I actually follow this company and have a great deal of respect for Jay Allison, the CEO. I note that the company trades near tangible book value. Unlike the larger companies, Comstock is having problems getting services provided due to shortages:
Starting in the second quarter, we’re running behind in completing our Haynesville Shale wells due to the unavailability of pressure pumping services. We currently have 17 Haynesville Shale wells drilled, waiting on completion and the backlog continues to grow.
Given this situation, we’re lowering our production guidance for this year. We expect production in 2010 to approximate 74 Bcfe to 77 Bcfe, which represents a 13% to 18% growth over 2009
Also unlike most of its peers, the company has no hedges after being just 12% hedged in 2009. On uses of capital:
We expect to fund our drilling expenditures and acreage purchases that we budgeted for this year with our cash flow, our cash on hand and the proceeds from asset sales. By the end of the year, we do not expect to have increased our debt balance at any significant way, and certainly we have no plans to sell any equity this year to raise capital.
As I have listened to the calls or reviewed the transcripts, I have found myself much less concerned about the supply issues. The industry seems to be acting rationally with respect to hedging, production, and capital spending. The flatter forward curve seems to be at play. One thing that really stands out is that these companies are reducing costs through scientific approaches to drilling.

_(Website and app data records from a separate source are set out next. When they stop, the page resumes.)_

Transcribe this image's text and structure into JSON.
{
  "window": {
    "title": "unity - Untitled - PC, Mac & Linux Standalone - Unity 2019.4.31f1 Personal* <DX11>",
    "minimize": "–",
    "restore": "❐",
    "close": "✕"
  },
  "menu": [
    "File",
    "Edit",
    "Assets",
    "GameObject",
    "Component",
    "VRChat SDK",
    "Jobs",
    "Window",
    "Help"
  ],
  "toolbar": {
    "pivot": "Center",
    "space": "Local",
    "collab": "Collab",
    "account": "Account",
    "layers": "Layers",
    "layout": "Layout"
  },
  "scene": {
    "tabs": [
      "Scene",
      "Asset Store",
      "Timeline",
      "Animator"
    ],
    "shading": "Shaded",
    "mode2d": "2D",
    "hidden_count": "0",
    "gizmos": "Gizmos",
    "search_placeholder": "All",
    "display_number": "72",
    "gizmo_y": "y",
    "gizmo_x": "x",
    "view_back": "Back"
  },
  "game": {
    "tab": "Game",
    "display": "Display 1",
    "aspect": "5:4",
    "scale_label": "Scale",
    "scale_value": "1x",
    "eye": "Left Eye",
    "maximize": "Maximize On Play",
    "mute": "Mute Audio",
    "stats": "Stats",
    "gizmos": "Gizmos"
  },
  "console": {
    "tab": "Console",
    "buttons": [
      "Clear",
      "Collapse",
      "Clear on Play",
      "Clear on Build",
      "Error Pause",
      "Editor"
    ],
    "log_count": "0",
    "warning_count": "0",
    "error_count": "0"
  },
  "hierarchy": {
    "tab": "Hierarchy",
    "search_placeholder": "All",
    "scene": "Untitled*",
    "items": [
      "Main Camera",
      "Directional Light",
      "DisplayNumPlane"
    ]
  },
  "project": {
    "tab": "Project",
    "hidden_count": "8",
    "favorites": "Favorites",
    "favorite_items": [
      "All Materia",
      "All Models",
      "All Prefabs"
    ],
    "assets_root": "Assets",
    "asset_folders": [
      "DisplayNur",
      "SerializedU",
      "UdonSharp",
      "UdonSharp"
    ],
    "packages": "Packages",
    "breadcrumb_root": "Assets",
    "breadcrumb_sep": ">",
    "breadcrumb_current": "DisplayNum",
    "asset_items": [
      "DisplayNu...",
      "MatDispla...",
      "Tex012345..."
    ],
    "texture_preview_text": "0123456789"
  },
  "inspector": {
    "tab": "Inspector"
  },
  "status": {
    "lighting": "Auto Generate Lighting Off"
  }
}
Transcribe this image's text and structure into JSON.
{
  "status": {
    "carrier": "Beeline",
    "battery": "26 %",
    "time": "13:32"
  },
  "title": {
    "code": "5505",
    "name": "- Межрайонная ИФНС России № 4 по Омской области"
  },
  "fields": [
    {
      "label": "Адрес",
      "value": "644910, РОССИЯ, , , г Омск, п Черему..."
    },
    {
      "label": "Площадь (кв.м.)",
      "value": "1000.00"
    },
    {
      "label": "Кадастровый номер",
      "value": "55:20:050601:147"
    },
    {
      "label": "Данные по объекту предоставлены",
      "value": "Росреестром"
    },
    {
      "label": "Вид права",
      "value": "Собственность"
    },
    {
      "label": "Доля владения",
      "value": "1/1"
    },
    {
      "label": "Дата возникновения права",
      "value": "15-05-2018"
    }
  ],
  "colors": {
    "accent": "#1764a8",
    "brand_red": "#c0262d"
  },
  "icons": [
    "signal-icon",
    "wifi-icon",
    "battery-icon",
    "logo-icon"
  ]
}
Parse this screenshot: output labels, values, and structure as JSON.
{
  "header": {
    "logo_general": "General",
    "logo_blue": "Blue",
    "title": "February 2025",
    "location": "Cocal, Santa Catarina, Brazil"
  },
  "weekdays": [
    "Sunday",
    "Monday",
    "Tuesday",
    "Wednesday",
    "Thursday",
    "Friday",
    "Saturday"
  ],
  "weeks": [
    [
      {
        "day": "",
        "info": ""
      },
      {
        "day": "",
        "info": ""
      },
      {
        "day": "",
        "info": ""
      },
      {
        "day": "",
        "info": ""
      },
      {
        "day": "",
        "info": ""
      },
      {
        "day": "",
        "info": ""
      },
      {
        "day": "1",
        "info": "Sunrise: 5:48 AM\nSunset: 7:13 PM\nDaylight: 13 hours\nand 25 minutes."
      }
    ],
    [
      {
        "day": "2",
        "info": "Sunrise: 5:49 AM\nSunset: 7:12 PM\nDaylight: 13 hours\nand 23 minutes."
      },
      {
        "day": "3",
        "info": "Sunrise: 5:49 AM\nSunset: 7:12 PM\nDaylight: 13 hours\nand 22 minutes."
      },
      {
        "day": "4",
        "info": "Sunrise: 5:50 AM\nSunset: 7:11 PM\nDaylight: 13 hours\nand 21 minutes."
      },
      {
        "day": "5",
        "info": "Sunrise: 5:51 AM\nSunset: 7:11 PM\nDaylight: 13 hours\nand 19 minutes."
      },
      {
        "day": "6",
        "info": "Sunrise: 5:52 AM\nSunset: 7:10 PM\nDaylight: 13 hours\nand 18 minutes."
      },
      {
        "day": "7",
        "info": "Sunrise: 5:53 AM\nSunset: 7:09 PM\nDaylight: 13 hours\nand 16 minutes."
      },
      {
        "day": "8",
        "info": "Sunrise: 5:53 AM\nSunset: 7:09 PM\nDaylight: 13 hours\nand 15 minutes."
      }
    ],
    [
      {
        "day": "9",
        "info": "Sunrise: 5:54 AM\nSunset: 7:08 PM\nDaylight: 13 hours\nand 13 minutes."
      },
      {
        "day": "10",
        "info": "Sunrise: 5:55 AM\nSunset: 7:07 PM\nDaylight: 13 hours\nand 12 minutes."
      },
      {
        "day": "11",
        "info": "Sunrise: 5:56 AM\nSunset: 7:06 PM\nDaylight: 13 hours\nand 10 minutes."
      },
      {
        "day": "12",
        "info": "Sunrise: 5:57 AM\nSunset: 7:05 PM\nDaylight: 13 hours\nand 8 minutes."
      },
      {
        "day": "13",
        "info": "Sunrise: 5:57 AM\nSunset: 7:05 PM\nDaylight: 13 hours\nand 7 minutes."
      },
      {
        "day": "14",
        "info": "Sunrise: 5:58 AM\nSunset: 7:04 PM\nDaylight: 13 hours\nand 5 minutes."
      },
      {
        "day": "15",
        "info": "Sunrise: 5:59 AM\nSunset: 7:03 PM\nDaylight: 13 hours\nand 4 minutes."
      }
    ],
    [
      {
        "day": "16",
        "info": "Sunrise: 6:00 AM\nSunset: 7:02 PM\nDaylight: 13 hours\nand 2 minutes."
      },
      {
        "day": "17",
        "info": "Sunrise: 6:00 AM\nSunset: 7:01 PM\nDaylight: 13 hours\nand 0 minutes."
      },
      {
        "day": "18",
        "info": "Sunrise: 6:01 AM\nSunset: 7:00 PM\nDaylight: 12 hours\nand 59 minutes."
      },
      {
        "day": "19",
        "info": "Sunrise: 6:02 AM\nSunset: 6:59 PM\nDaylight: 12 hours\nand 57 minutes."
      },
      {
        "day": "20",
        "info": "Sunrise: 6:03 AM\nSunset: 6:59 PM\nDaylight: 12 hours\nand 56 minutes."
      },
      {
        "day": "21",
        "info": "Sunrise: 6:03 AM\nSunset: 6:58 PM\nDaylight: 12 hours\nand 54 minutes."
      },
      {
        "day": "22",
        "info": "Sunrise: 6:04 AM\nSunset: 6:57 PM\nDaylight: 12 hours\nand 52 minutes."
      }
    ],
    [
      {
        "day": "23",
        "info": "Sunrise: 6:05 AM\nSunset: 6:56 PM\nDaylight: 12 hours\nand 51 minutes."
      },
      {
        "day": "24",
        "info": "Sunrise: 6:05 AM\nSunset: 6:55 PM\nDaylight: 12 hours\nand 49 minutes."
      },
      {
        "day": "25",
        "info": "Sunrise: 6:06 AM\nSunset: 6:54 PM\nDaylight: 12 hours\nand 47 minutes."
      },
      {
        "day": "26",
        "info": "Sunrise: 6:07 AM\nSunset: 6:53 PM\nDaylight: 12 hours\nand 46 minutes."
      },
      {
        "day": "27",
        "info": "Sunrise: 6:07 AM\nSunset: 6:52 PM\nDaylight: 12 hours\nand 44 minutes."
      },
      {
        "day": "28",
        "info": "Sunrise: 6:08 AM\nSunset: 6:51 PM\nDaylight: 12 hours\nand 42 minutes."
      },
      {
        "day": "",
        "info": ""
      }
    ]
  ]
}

The longer-term outlook would seem to be one in which these companies may be able to generate profits from their huge reserves, but this supply seems likely to keep a lid on prices as companies will be quick to lock in gas hedges should prices rise to 6-7. With bottlenecks developing and regulatory constraints cropping up, prices may be near a floor at $4. It may be too early to be bullish on these shale plays, but it's probably way too late to be bearish.
Disclosure: No positions